• **Work to complete**
Leaving every picture out, repeat all of the entries below exactly.

• **Task data**
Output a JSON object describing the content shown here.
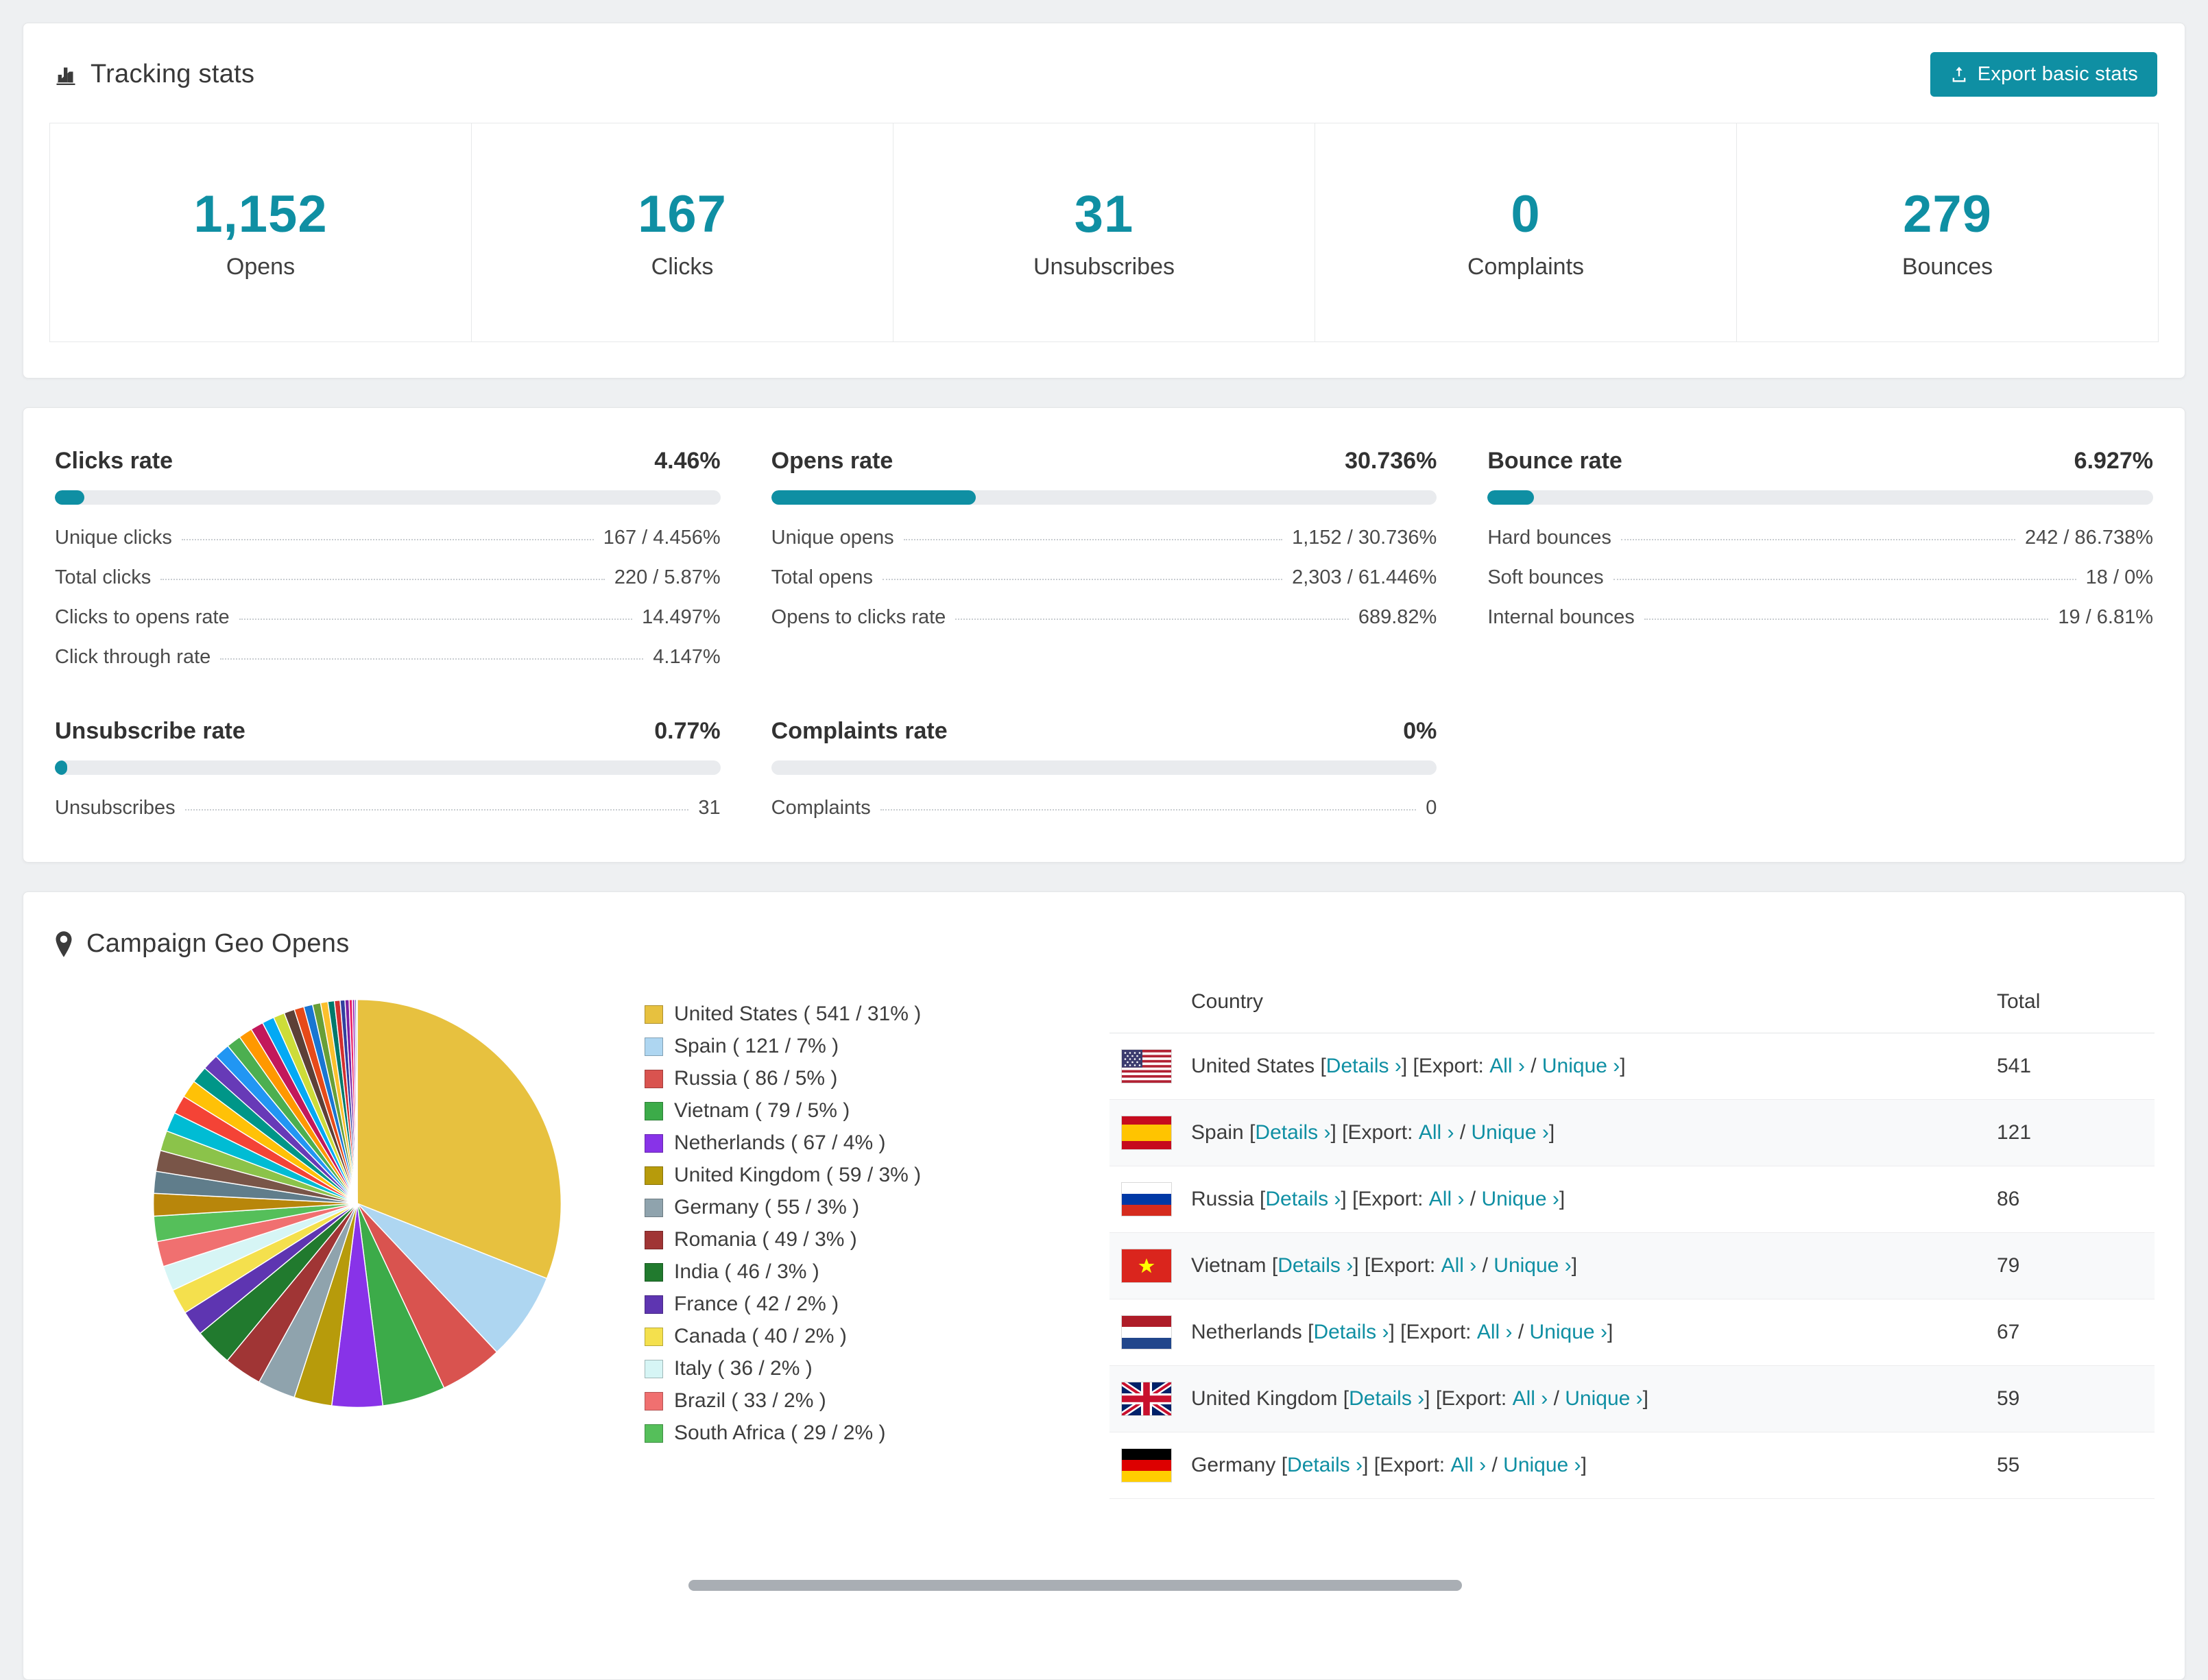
{
  "colors": {
    "accent": "#0f8fa3",
    "progress_track": "#e9ebee",
    "page_background": "#eef0f2"
  },
  "tracking": {
    "title": "Tracking stats",
    "export_button": "Export basic stats",
    "stats": [
      {
        "value": "1,152",
        "label": "Opens"
      },
      {
        "value": "167",
        "label": "Clicks"
      },
      {
        "value": "31",
        "label": "Unsubscribes"
      },
      {
        "value": "0",
        "label": "Complaints"
      },
      {
        "value": "279",
        "label": "Bounces"
      }
    ]
  },
  "rates": [
    {
      "title": "Clicks rate",
      "value": "4.46%",
      "percent": 4.46,
      "rows": [
        {
          "label": "Unique clicks",
          "value": "167 / 4.456%"
        },
        {
          "label": "Total clicks",
          "value": "220 / 5.87%"
        },
        {
          "label": "Clicks to opens rate",
          "value": "14.497%"
        },
        {
          "label": "Click through rate",
          "value": "4.147%"
        }
      ]
    },
    {
      "title": "Opens rate",
      "value": "30.736%",
      "percent": 30.736,
      "rows": [
        {
          "label": "Unique opens",
          "value": "1,152 / 30.736%"
        },
        {
          "label": "Total opens",
          "value": "2,303 / 61.446%"
        },
        {
          "label": "Opens to clicks rate",
          "value": "689.82%"
        }
      ]
    },
    {
      "title": "Bounce rate",
      "value": "6.927%",
      "percent": 6.927,
      "rows": [
        {
          "label": "Hard bounces",
          "value": "242 / 86.738%"
        },
        {
          "label": "Soft bounces",
          "value": "18 / 0%"
        },
        {
          "label": "Internal bounces",
          "value": "19 / 6.81%"
        }
      ]
    },
    {
      "title": "Unsubscribe rate",
      "value": "0.77%",
      "percent": 0.77,
      "rows": [
        {
          "label": "Unsubscribes",
          "value": "31"
        }
      ]
    },
    {
      "title": "Complaints rate",
      "value": "0%",
      "percent": 0,
      "rows": [
        {
          "label": "Complaints",
          "value": "0"
        }
      ]
    }
  ],
  "geo": {
    "title": "Campaign Geo Opens",
    "table": {
      "headers": [
        "Country",
        "Total"
      ],
      "details_label": "Details ›",
      "all_label": "All ›",
      "unique_label": "Unique ›",
      "rows": [
        {
          "country": "United States",
          "flag": "us",
          "total": "541"
        },
        {
          "country": "Spain",
          "flag": "es",
          "total": "121"
        },
        {
          "country": "Russia",
          "flag": "ru",
          "total": "86"
        },
        {
          "country": "Vietnam",
          "flag": "vn",
          "total": "79"
        },
        {
          "country": "Netherlands",
          "flag": "nl",
          "total": "67"
        },
        {
          "country": "United Kingdom",
          "flag": "gb",
          "total": "59"
        },
        {
          "country": "Germany",
          "flag": "de",
          "total": "55"
        }
      ]
    },
    "chart_data": {
      "type": "pie",
      "title": "Campaign Geo Opens",
      "legend_position": "right",
      "labels": [
        "United States",
        "Spain",
        "Russia",
        "Vietnam",
        "Netherlands",
        "United Kingdom",
        "Germany",
        "Romania",
        "India",
        "France",
        "Canada",
        "Italy",
        "Brazil",
        "South Africa"
      ],
      "values": [
        541,
        121,
        86,
        79,
        67,
        59,
        55,
        49,
        46,
        42,
        40,
        36,
        33,
        29
      ],
      "percents": [
        31,
        7,
        5,
        5,
        4,
        3,
        3,
        3,
        3,
        2,
        2,
        2,
        2,
        2
      ],
      "colors": [
        "#e7c13f",
        "#aed6f1",
        "#d9534f",
        "#3cab49",
        "#8833e8",
        "#b79b0b",
        "#8fa3ad",
        "#a03535",
        "#217a2e",
        "#5e35b1",
        "#f4e04d",
        "#d6f5f5",
        "#f07070",
        "#55bf5a"
      ],
      "other_slices_percent": 26,
      "tail_colors": [
        "#b8860b",
        "#607d8b",
        "#795548",
        "#8bc34a",
        "#00bcd4",
        "#f44336",
        "#ffc107",
        "#009688",
        "#673ab7",
        "#2196f3",
        "#4caf50",
        "#ff9800",
        "#c2185b",
        "#03a9f4",
        "#cddc39",
        "#5d4037",
        "#e64a19",
        "#1976d2",
        "#689f38",
        "#fbc02d",
        "#00796b",
        "#d32f2f",
        "#303f9f",
        "#7b1fa2",
        "#e91e63",
        "#9c27b0",
        "#3f51b5",
        "#ce93d8"
      ]
    }
  }
}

• **Written solution**
Output a JSON object describing the content shown here.
{
  "colors": {
    "accent": "#0f8fa3",
    "progress_track": "#e9ebee",
    "page_background": "#eef0f2"
  },
  "tracking": {
    "title": "Tracking stats",
    "export_button": "Export basic stats",
    "stats": [
      {
        "value": "1,152",
        "label": "Opens"
      },
      {
        "value": "167",
        "label": "Clicks"
      },
      {
        "value": "31",
        "label": "Unsubscribes"
      },
      {
        "value": "0",
        "label": "Complaints"
      },
      {
        "value": "279",
        "label": "Bounces"
      }
    ]
  },
  "rates": [
    {
      "title": "Clicks rate",
      "value": "4.46%",
      "percent": 4.46,
      "rows": [
        {
          "label": "Unique clicks",
          "value": "167 / 4.456%"
        },
        {
          "label": "Total clicks",
          "value": "220 / 5.87%"
        },
        {
          "label": "Clicks to opens rate",
          "value": "14.497%"
        },
        {
          "label": "Click through rate",
          "value": "4.147%"
        }
      ]
    },
    {
      "title": "Opens rate",
      "value": "30.736%",
      "percent": 30.736,
      "rows": [
        {
          "label": "Unique opens",
          "value": "1,152 / 30.736%"
        },
        {
          "label": "Total opens",
          "value": "2,303 / 61.446%"
        },
        {
          "label": "Opens to clicks rate",
          "value": "689.82%"
        }
      ]
    },
    {
      "title": "Bounce rate",
      "value": "6.927%",
      "percent": 6.927,
      "rows": [
        {
          "label": "Hard bounces",
          "value": "242 / 86.738%"
        },
        {
          "label": "Soft bounces",
          "value": "18 / 0%"
        },
        {
          "label": "Internal bounces",
          "value": "19 / 6.81%"
        }
      ]
    },
    {
      "title": "Unsubscribe rate",
      "value": "0.77%",
      "percent": 0.77,
      "rows": [
        {
          "label": "Unsubscribes",
          "value": "31"
        }
      ]
    },
    {
      "title": "Complaints rate",
      "value": "0%",
      "percent": 0,
      "rows": [
        {
          "label": "Complaints",
          "value": "0"
        }
      ]
    }
  ],
  "geo": {
    "title": "Campaign Geo Opens",
    "table": {
      "headers": [
        "Country",
        "Total"
      ],
      "details_label": "Details ›",
      "all_label": "All ›",
      "unique_label": "Unique ›",
      "rows": [
        {
          "country": "United States",
          "flag": "us",
          "total": "541"
        },
        {
          "country": "Spain",
          "flag": "es",
          "total": "121"
        },
        {
          "country": "Russia",
          "flag": "ru",
          "total": "86"
        },
        {
          "country": "Vietnam",
          "flag": "vn",
          "total": "79"
        },
        {
          "country": "Netherlands",
          "flag": "nl",
          "total": "67"
        },
        {
          "country": "United Kingdom",
          "flag": "gb",
          "total": "59"
        },
        {
          "country": "Germany",
          "flag": "de",
          "total": "55"
        }
      ]
    },
    "chart_data": {
      "type": "pie",
      "title": "Campaign Geo Opens",
      "legend_position": "right",
      "labels": [
        "United States",
        "Spain",
        "Russia",
        "Vietnam",
        "Netherlands",
        "United Kingdom",
        "Germany",
        "Romania",
        "India",
        "France",
        "Canada",
        "Italy",
        "Brazil",
        "South Africa"
      ],
      "values": [
        541,
        121,
        86,
        79,
        67,
        59,
        55,
        49,
        46,
        42,
        40,
        36,
        33,
        29
      ],
      "percents": [
        31,
        7,
        5,
        5,
        4,
        3,
        3,
        3,
        3,
        2,
        2,
        2,
        2,
        2
      ],
      "colors": [
        "#e7c13f",
        "#aed6f1",
        "#d9534f",
        "#3cab49",
        "#8833e8",
        "#b79b0b",
        "#8fa3ad",
        "#a03535",
        "#217a2e",
        "#5e35b1",
        "#f4e04d",
        "#d6f5f5",
        "#f07070",
        "#55bf5a"
      ],
      "other_slices_percent": 26,
      "tail_colors": [
        "#b8860b",
        "#607d8b",
        "#795548",
        "#8bc34a",
        "#00bcd4",
        "#f44336",
        "#ffc107",
        "#009688",
        "#673ab7",
        "#2196f3",
        "#4caf50",
        "#ff9800",
        "#c2185b",
        "#03a9f4",
        "#cddc39",
        "#5d4037",
        "#e64a19",
        "#1976d2",
        "#689f38",
        "#fbc02d",
        "#00796b",
        "#d32f2f",
        "#303f9f",
        "#7b1fa2",
        "#e91e63",
        "#9c27b0",
        "#3f51b5",
        "#ce93d8"
      ]
    }
  }
}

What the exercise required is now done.